Boko challenged Government’s teaching approach and stated that students are largely measured and assessed on narrow definitions of content or knowledge and not on skill development or on creativity. He said Government needs to accommodate the input of teachers and industry in the curriculum and also further develop an integrated frame work on how to implement such a curriculum effectively toward the desired outcomes with all stakeholders and their wholesome roles.
Boko, a former University of Botswana academic, said Botswana needs to learn to appoint best leaders at all levels, including Ministerial levels, to ensure that a culture of meritocracy is carried through the education system. “The destiny of our people is tied and riveted to the seriousness with which we adopt, as our own, the idea of excellence,” he stated.
Botswana Police Service (BPS) has indicated concern about the ongoing trend where the general public falls victim to criminals purporting to be police officers.
According to BPS Assistant Commissioner, Dipheko Motube, the criminals target individuals at shopping malls and Automated Teller Machines (ATMs) where upon approaching the unsuspecting individual the criminals would pretend to have picked a substantial amount of money and they would make a proposal to the victims that the money is counted and shared in an isolated place.
“On the way, as they stop at the isolated place, they would start to count and sharing of the money, a criminal syndicate claiming to be Criminal Investigation Department (CID) officer investigating a case of stolen money will approach them,” said Motube in a statement.
The Commissioner indicated that the fake police officers would instruct the victims to hand over all the cash they have in their possession, including bank cards and Personal Identification Number (PIN), the perpetrators would then proceed to withdraw money from the victim’s bank account.

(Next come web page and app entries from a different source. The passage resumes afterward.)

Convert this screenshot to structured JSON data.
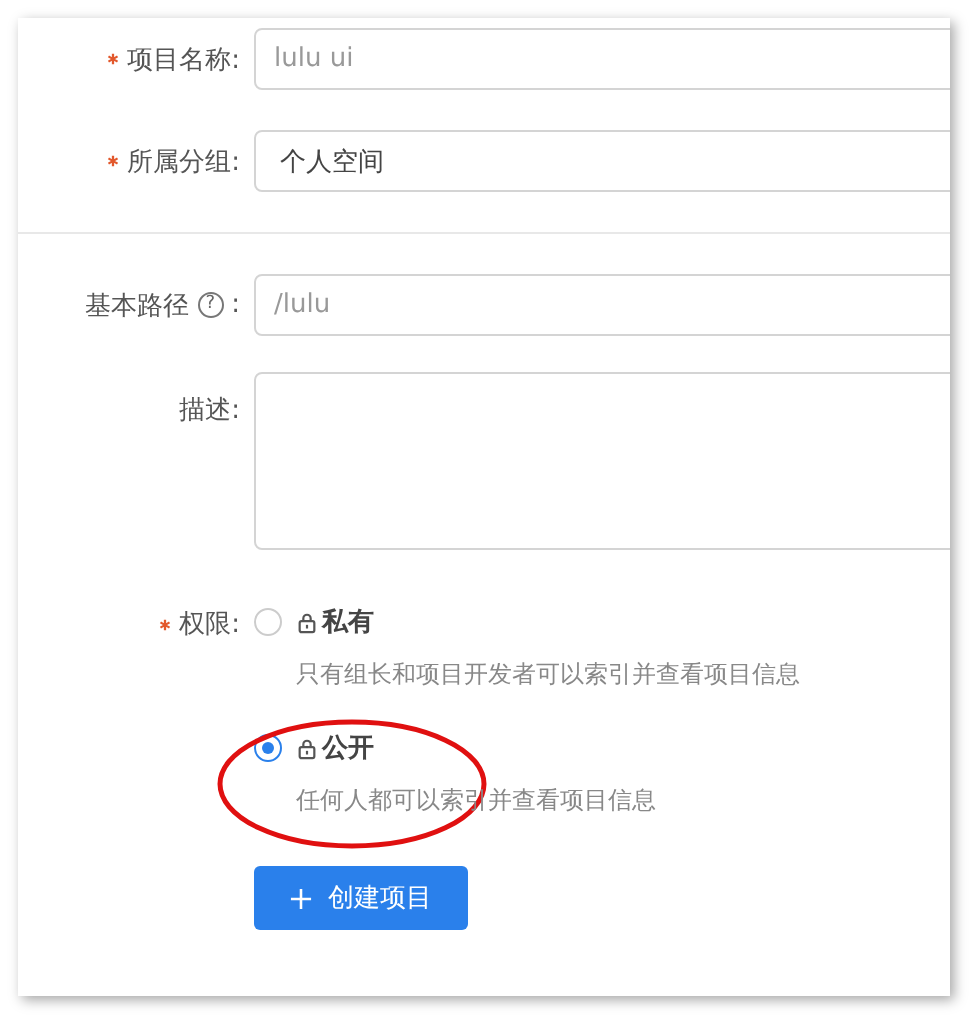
{
  "sections": [
    {
      "fields": [
        {
          "label": "项目名称:",
          "required": true,
          "kind": "input",
          "placeholder": "lulu ui"
        },
        {
          "label": "所属分组:",
          "required": true,
          "kind": "select",
          "value": "个人空间"
        }
      ]
    },
    {
      "fields": [
        {
          "label": "基本路径",
          "help": "?",
          "label_suffix": ":",
          "required": false,
          "kind": "input",
          "placeholder": "/lulu"
        },
        {
          "label": "描述:",
          "required": false,
          "kind": "textarea"
        }
      ]
    }
  ],
  "permission": {
    "label": "权限:",
    "required": true,
    "options": [
      {
        "label": "私有",
        "description": "只有组长和项目开发者可以索引并查看项目信息",
        "selected": false
      },
      {
        "label": "公开",
        "description": "任何人都可以索引并查看项目信息",
        "selected": true
      }
    ]
  },
  "submit": {
    "label": "创建项目"
  }
}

Motube also revealed that they are also investigating a case in which a 69 year old Motswana woman from Molepolole- who is a victim of the scam- lost over P62 000 last week Friday to the said perpetrators.
“The Criminal syndicate introduced themselves as CID officers investigating a case of robbery where a man accompanying the woman was the suspect.’’
They subsequently went to the woman’s place and took cash amounting to over P12 000 and further swindled amount of P50 000 from the woman’s bank account under the pretext of the further investigations.
In addition, Motube said they are currently investigating the matter and therefore warned the public to be vigilant of such characters and further reminds the public that no police officer would ask for bank cards and PINs during the investigations.
Botswana Congress Party (BCP) leadership walked out of Umbrella for Democratic Change (UDC) National Executive Committee (NEC) meeting this week on account of being targeted by other cooperating partners.
UDC meet for the first time since 2020 after previous futile attempts, but the meeting turned into a circus after other members of the executive pushed for BCP to explain its role in media statements that disparate either UDC and/or contracting parties.
The Director General of the Directorate on Corruption and Economic Crimes (DCEC), Tymon Katlholo’s spirited fight against the contentious transfers of his management team has forced the Office of the President to rescind the controversial decision. However, some insiders suggest that the reversal of the transfers may have left some interested parties with bruised egos and nursing red wounds.
The transfers were seen by observers as a badly calculated move to emasculate the DCEC which is seen as defiant against certain objectionable objectives by certain law enforcement agencies – who are proven decisionists with very little regard for the law and principle.